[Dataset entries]
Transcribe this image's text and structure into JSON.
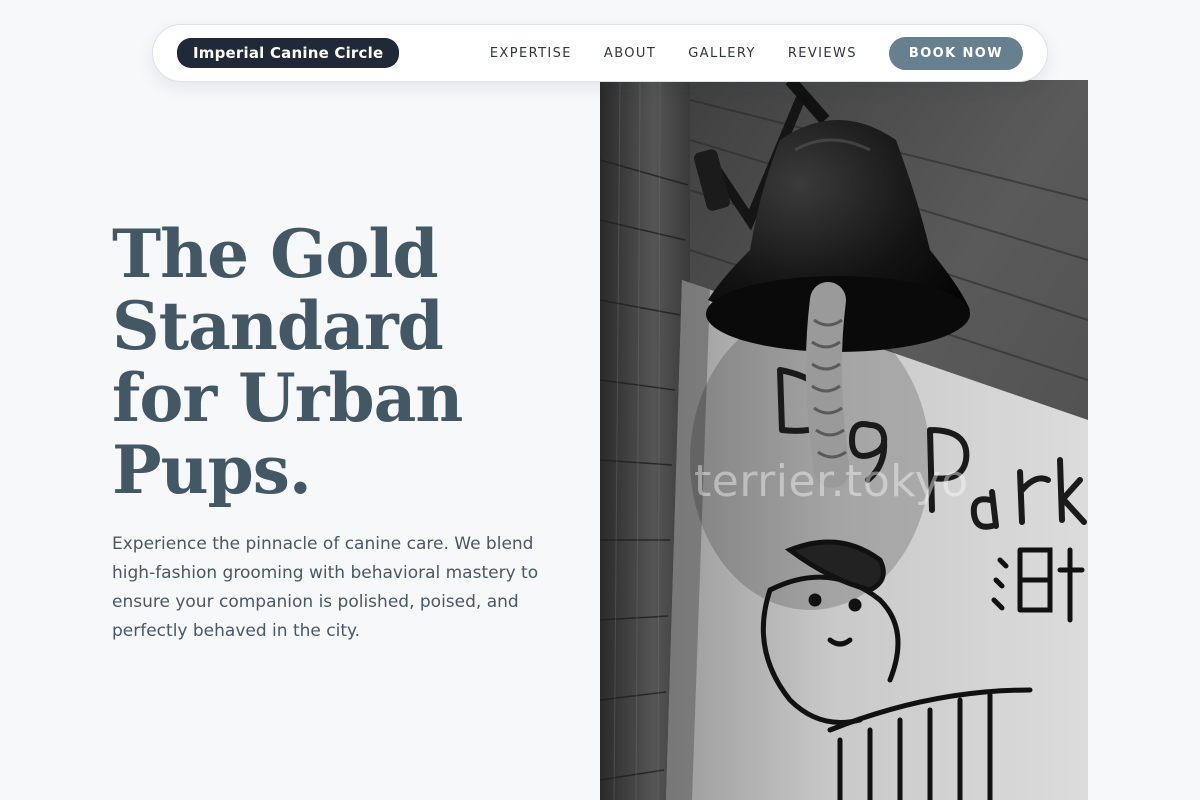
{
  "nav": {
    "brand": "Imperial Canine Circle",
    "links": [
      "EXPERTISE",
      "ABOUT",
      "GALLERY",
      "REVIEWS"
    ],
    "cta": "BOOK NOW"
  },
  "hero": {
    "title_lines": [
      "The Gold",
      "Standard",
      "for Urban",
      "Pups."
    ],
    "description": "Experience the pinnacle of canine care. We blend high-fashion grooming with behavioral mastery to ensure your companion is polished, poised, and perfectly behaved in the city."
  },
  "photo": {
    "watermark": "terrier.tokyo",
    "sign_text": "Dog Park"
  },
  "colors": {
    "background": "#f6f8fa",
    "brand_pill": "#1f2937",
    "cta": "#66808f",
    "headline": "#435864",
    "body_text": "#4a5866"
  }
}
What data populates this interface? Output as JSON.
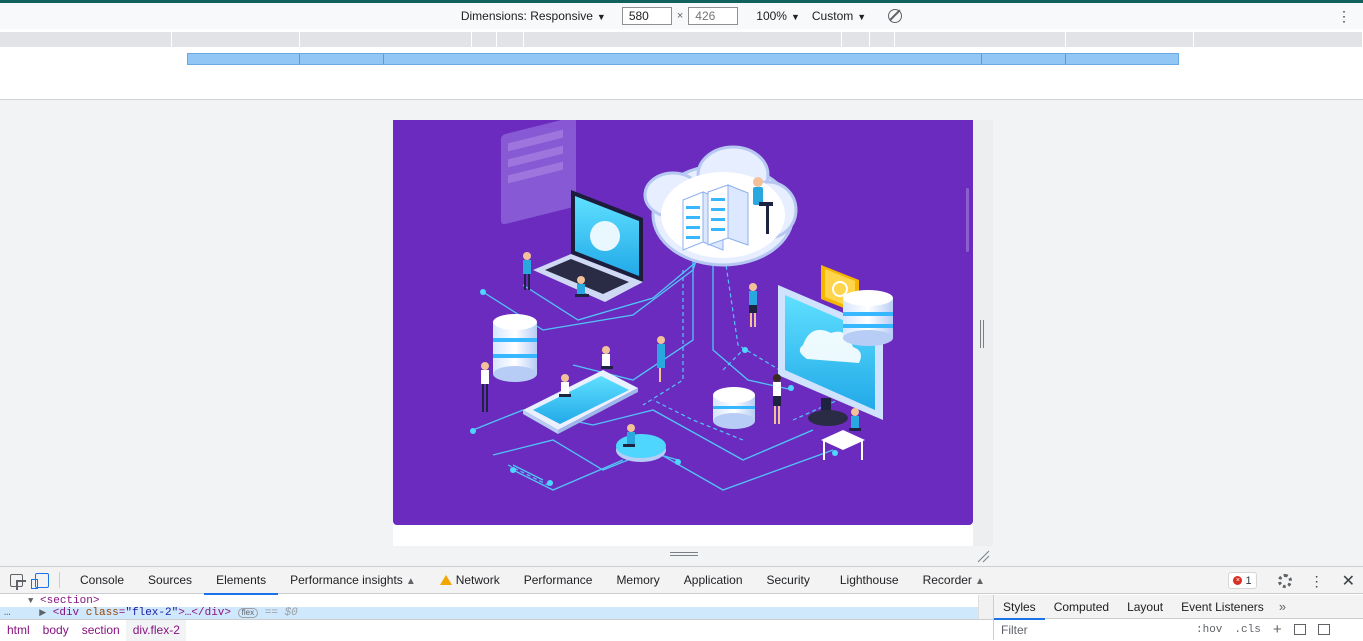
{
  "device_toolbar": {
    "dimensions_label": "Dimensions: Responsive",
    "width_value": "580",
    "height_placeholder": "426",
    "times": "×",
    "zoom_label": "100%",
    "throttle_label": "Custom",
    "caret": "▼",
    "more": "⋮"
  },
  "devtools": {
    "tabs": [
      {
        "label": "Console"
      },
      {
        "label": "Sources"
      },
      {
        "label": "Elements"
      },
      {
        "label": "Performance insights"
      },
      {
        "label": "Network"
      },
      {
        "label": "Performance"
      },
      {
        "label": "Memory"
      },
      {
        "label": "Application"
      },
      {
        "label": "Security"
      },
      {
        "label": "Lighthouse"
      },
      {
        "label": "Recorder"
      }
    ],
    "active_tab": "Elements",
    "error_count": "1",
    "error_glyph": "×",
    "more": "⋮",
    "close": "✕",
    "flask": "▲",
    "dom": {
      "line1_tag": "<section>",
      "line2_open": "<div ",
      "line2_attr_name": "class",
      "line2_attr_eq": "=",
      "line2_attr_value": "\"flex-2\"",
      "line2_close": ">…</div>",
      "line2_badge": "flex",
      "line2_suffix": "== $0",
      "expand_down": "▼",
      "expand_right": "▶",
      "dots": "…"
    },
    "breadcrumbs": [
      "html",
      "body",
      "section",
      "div.flex-2"
    ],
    "styles": {
      "tabs": [
        "Styles",
        "Computed",
        "Layout",
        "Event Listeners"
      ],
      "more": "»",
      "filter_placeholder": "Filter",
      "hov": ":hov",
      "cls": ".cls",
      "plus": "+"
    }
  },
  "colors": {
    "hero_bg": "#6b2bbf",
    "accent": "#1a73e8",
    "media_query_bar": "#92c6f5"
  },
  "hero_illustration": "isometric cloud computing network illustration"
}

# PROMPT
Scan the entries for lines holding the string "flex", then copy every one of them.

# OUTPUT FOR THIS EXERCISE
      "line2_attr_value": "\"flex-2\"",
      "line2_badge": "flex",
      "div.flex-2"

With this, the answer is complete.